No matter how much money you have, it's not much fun being in assisted living or the hospital when you could be traveling, launching legacy-focused endeavors, discovering new joys, playing with your partner, goofing off with grandkids, mentoring younger folks, serving on boards and otherwise doing good deeds.

A 65-year-old retiring in 2023 can expect to spend $157,500 on average in health and medical costs over a roughly 20-year retirement. 

Source: The New York Times

How "old" you feel and function – and the life choices you might make about everything from retirement scenarios to later-life partnerships – is often directly tied to factors like metabolism, digestion and immune and neurological function. 

The more chronic conditions and diseases you are suffering from, Pilar points out, the more your daily life becomes consumed by disease management – doctor's office visits, hospital stays, medical interventions of all kinds. And the less room there is for you to enjoy the life of your choosing. "Really, health is our first human freedom," Pilar notes. "It is by far our most valuable asset. Too often, we take it for granted – and in many cases, once it is lost, no amount of money can buy it back."

Taking Preemptive Action

So what can you do if you decide you want to live the best, most dynamic and joy-filled life for the longest period of time and better manage your money with all this in mind?

  • Start by listening to your body. Pay attention to early warning signals, those pesky indicators of what Pilar affectionately labels "Pissed-Off Body Syndrome". (Want to explore what your body might be telling you? You can start by filling out her Weird Symptom Checklist.) 
  • Challenge conventional assumptions, beliefs and tropes. "I'll rest when I'm retired," "I'll start getting healthy when I make partner," "Feeling fatigued is just a part of aging," "All I have to do is take my meds and I'll be fine," "My doctor says my labs are normal, so ..." Limiting thoughts like these likely didn't help you build your wealth – and they won't help you improve your vitality. 
  • Aggressively invest in your health. Treat your health like a retirement asset: Invest in it the same way you invest in a 401(k) or IRA – sustainably, over a long time. Plan to spend more money on things like nutrition-dense food, sustainable fitness, functional health counsel, mental health support, coaching and behavior change. Embrace health education and life redesign in the service of staving off major problems before they happen – and enjoying more of your full potential, starting now. 

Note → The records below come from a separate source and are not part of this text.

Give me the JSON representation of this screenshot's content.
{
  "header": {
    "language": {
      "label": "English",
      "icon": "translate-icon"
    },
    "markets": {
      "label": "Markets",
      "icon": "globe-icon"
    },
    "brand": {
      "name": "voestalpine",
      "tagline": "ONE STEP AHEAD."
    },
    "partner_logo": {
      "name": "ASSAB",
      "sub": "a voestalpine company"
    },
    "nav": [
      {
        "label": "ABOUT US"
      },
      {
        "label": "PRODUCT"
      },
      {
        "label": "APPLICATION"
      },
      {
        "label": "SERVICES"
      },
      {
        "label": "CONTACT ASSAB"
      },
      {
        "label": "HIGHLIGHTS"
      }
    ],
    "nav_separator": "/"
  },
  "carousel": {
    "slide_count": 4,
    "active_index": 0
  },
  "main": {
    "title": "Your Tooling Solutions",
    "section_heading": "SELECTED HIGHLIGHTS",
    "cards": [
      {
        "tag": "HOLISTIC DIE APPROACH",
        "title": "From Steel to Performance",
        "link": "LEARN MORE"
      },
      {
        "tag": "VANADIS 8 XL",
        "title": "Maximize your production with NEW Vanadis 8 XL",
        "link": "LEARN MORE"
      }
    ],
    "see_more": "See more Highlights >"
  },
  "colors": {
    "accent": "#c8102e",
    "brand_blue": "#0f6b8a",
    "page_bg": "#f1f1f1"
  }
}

Above all, rather than focusing your financial planning on your post-retirement lifespan, focus on investing in and extending your "healthspan" – the number of years you can expect to enjoy full health. Because there is no greater return on investment than that. A recent survey of retirees found that, compared to amount of retirement assets, "health actually appears to be the more important driver of well-being in retirement."

Finally, if you have a hard time justifying investments in your own health and well-being, consider your proactive self-care a service to others – including the people who love you most and who may, someday, need to help care for you. 


Certified Financial Planner Board of Standards Inc. owns the certification marks CFP®, CERTIFIED FINANCIAL PLANNERTM and federally registered in the U.S., which it awards to individuals who successfully complete CFP Board’s initial and ongoing certification requirements.

The information reflected on this page are Baird expert opinions today and are subject to change. The information provided here has not taken into consideration the investment goals or needs of any specific investor and investors should not make any investment decisions based solely on this information. Past performance is not a guarantee of future results. All investments have some level of risk, and investors have different time horizons, goals and risk tolerances, so speak to your Baird Financial Advisor before taking action. The views and opinions expressed here are those of the speaker and do not necessarily reflect the views or positions of the firm.